We must do more than translate the animal to human (anthropomorphism) or put on the animal mantle (appropriation). In The Peregrine, J.A. Baker imagines the interior world of the falcon, wonderfully, uncannily; he excavates space for an alternate subjectivity. But perhaps he tries too hard; a man can’t become a bird, can’t ever fully know that subjectivity. Baker knew this, he was disgusted by the human stench he caught on himself as he thought himself most falcon-like. The desolation at the heart of The Peregrine comes from this failure to be or know the falcon; Baker speaks from the chasm between subjectivities in despair. But this space between, this frontier, is the only place we can occupy. In trying to meet the nonhuman other, perhaps one does not try to become it, but touches on something else, something big-enough, somewhere in the middle between other and self. Perhaps this is the place of the chthulu-novel.
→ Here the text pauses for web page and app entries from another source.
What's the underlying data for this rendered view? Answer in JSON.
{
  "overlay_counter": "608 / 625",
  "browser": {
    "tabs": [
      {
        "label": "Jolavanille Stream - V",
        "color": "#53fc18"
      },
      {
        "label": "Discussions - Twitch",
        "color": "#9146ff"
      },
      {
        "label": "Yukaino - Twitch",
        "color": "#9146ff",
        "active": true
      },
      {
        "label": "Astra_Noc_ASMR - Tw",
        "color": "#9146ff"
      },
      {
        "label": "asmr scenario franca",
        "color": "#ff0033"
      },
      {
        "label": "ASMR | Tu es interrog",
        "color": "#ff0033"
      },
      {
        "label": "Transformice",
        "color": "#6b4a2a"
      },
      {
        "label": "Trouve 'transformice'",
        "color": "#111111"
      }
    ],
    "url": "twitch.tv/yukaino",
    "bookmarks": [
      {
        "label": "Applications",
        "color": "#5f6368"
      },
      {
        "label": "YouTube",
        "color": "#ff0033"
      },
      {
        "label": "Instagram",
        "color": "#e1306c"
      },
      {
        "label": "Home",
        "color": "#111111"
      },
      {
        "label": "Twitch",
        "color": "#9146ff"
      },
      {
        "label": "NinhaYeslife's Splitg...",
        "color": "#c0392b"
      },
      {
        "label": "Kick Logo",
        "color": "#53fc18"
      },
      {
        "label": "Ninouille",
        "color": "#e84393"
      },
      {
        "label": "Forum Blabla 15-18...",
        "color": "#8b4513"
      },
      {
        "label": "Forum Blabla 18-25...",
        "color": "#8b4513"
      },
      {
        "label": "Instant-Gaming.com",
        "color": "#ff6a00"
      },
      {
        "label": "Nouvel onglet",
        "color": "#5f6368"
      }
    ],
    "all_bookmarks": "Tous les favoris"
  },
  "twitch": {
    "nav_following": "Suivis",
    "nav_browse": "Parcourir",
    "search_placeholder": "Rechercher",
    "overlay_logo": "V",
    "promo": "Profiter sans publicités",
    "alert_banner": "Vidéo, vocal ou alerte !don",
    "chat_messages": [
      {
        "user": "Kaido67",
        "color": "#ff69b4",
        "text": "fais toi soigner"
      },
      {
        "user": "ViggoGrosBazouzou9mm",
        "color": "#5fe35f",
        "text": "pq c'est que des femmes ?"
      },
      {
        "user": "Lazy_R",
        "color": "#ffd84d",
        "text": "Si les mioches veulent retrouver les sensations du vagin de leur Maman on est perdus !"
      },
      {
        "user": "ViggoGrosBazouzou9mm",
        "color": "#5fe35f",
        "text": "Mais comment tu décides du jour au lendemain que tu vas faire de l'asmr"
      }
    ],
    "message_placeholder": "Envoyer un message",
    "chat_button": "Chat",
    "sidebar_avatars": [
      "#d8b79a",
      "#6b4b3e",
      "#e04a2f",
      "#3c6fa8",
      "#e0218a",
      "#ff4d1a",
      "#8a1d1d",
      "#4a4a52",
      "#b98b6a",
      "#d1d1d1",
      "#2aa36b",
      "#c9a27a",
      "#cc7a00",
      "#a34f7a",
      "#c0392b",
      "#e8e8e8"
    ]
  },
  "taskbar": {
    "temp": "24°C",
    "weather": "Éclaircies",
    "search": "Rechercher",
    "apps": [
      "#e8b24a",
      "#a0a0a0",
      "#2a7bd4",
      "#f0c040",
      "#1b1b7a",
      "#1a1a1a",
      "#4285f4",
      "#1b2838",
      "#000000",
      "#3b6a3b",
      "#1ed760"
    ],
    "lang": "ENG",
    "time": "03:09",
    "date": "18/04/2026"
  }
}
The Word For World is Still Forest is a collected homage to Le Guin, (which riffs off Le Guin’s title for her novel The Word for World is Forest). In it Pedro Neves Marques talks about confrontational alteriority; the way we are changed, and our seeing changed, by being seen by another, or our appearance before others. In the rewilded novel, we occupy this space between, to notice the refracting lights of alteriority, the prisms of light and their productive collisions.
This puts me in mind of the dynamic space of an oral storytelling, the interaction of teller and listener, in the space around a campfire. Chthulu instead calls for interactive tellings, embodied events of communication, and uncertainty (the sure voice is a suspicious one) in its multiplicitous voices (no more disembodied voices from the clouds). The rewilded novel would mimic this dynamism, building worlds out of the refractions, using mediations as fodder. The rewilded novel could be a space for the sharing-with and the being-changed-by, rather than colonial, imperial approaches to knowing the other. The aim should not be the impossible inhabitation of nonhuman worlds, but to assert our place in the web of things, and share what it looks like from there, what it feels like to receive the gaze of the nonhuman other, and to witness without understanding, a nonhuman logic. To express the feeling of embodiment that comes with being witnessed by another.
The rewilded novel should make something of the failure of translation instead of shying away from it (or like Baker, being disgusted by it). Like two people who speak very little of each other’s language and can’t fully understand each other, but still must attempt to communicate; we must form a pidgin language with the other animals. This language would not be a neat transferal of meaning, but a product of collision, a thing worthy of an inquiry of its own: the domain of the rewilded novel.
There is a moral necessity to this endeavour, and a hope in it that is not inherent but is imperative. In order to reshape the paradigm dominated by narratives of the white male human, to disrupt His homogenising gaze, we must try. And the new narratives we build can change the way we relate to the world. These stories are attempts at reconciliation, and a commitment to ongoingness. Rewilding the novel is an approach to considering relations between embodied beings, the many species and interiorities that exist on Earth, to try holding the shards of glass up to the sun. The rewilded novel is a medicine bundle, sacred and good for healing, a counter to dominant phallic story. It is a space for ourselves with other subjects, and for our particular, powerful relations.
Graffiti artwork by Phlegm
Our ‘Rewilding the Novel’ series continues next week with an essay by Richard Smyth.